This paper seems to show that it is, and that $ZF_2$ is likewise categorical if large cardinals are excluded. Hence, this would mean that we have the same analogous situation to with $ZFC_2$ and $CH$, so that $AC$ is likewise "decided" in $ZF_2$, but that we don't know which way it is decided.

Is this analogy correct?

Suppose $k$ is a field of characteristic zero (and we assume it is a number field if necessary). If $U$ is a smooth quasi-projective variety over $k$, then there is Poincare duality, \begin{equation} H^n_{c}(U_{\overline{k}},\mathbb{Q}_{\ell})^{\vee} \simeq H^{2d-n}(U_{\overline{k}},\mathbb{Q}_\ell)(d),~d=\text{dim}\,X \end{equation} where $H^n_{c}(U_{\overline{k}},\mathbb{Q}_{\ell})$ is compactly supported etale cohomology group.

**Question 1**: is it expected that there is a **mixed motive** $h^n_c(U)$ whose $\ell$-adic realization is $H^n_{c}(U_{\overline{k}},\mathbb{Q}_{\ell})$? I have not found references about "compactly supported mixed motives", could anyone give references on this?

**Question 2**: is it expected that there is a Poincare duality of the form
\begin{equation}
h^n_c(U) \simeq h^{2d-n}(U)(d)
\end{equation}
Does anyone know any references?

Every totally disconnected separable metric space of dimension $n$ homeomorphically embeds into $C\times \mathbb R ^n$.

Is something like this known? $X$ is *totally disconnected* means that every point in $X$ is equal to the intersection of all clopen sets containing the point. $C$ is the Cantor set.

It is known that there are totally disconnected spaces of arbitrary dimension. But what about just $n=1$? How might we prove $X$ embeds into $C\times [0,1]$?

We know there is a one-to-one continuous mapping $f:X\to C$ such that the quasi-components of $X$ are the point inverses of $f$. It seems like the $C$-coordinates of the embedding should be determined by $f$, but we need another mapping $g:X\to [0,1]$ determine the second coordinates. At this moment it is unclear how to define $g$. The Erdos space has a norm $\|\;\|$, and the mapping $g$ does something like $$\frac{1}{1+\|x\|}.$$ So maybe just fix any $x'\in X$ and let $$g(x)=\frac{1}{1+d(x,x')}\;\;?$$

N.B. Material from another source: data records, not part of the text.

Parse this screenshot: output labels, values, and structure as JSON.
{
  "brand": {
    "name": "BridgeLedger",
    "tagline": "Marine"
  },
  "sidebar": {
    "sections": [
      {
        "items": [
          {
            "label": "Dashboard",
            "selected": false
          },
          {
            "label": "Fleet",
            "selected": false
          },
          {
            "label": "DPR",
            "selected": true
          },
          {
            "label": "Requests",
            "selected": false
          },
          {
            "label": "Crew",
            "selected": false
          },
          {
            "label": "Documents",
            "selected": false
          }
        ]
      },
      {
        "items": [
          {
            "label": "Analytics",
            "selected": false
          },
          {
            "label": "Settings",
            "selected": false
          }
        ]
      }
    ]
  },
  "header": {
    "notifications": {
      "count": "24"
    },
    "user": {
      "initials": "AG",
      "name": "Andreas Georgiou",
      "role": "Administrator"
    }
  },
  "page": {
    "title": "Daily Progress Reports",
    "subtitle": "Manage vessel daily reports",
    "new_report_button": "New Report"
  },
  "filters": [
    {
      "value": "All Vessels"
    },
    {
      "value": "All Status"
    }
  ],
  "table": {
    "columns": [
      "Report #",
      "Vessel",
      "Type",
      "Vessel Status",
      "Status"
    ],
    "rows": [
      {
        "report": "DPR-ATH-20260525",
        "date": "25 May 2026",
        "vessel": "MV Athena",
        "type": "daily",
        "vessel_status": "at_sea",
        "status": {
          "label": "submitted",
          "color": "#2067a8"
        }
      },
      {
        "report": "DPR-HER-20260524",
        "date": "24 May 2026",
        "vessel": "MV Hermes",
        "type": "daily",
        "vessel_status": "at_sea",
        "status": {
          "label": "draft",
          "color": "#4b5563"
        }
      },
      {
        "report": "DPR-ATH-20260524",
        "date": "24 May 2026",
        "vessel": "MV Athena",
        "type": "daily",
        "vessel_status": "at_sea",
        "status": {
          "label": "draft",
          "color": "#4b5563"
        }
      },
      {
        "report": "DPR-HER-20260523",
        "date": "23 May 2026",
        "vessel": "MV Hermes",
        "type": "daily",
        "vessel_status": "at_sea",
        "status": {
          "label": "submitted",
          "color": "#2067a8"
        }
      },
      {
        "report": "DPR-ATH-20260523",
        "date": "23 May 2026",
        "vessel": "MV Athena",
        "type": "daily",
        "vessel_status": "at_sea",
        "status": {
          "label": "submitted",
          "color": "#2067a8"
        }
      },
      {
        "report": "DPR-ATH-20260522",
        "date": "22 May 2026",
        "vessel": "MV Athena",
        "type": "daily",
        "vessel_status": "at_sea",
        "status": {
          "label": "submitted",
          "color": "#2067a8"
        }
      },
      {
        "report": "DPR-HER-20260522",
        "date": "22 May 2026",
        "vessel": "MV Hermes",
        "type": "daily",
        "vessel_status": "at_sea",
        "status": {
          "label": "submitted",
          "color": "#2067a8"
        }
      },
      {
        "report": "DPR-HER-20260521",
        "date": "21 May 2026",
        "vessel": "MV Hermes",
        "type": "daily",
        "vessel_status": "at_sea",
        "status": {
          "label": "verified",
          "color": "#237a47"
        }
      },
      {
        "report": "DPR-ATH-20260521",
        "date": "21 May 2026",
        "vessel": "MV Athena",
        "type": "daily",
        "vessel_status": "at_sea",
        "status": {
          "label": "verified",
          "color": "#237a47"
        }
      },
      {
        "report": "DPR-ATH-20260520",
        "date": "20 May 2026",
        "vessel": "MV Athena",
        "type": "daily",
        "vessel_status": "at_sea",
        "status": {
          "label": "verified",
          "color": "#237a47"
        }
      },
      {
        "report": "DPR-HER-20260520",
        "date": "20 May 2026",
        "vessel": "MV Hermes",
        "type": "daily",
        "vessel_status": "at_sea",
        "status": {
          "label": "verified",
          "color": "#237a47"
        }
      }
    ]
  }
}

But I think this would require that *all* metric balls around $x'$ have zero-dimensional boundary. With Erdos space this occurs, but it is not clear it always happens with totally disconnected spaces.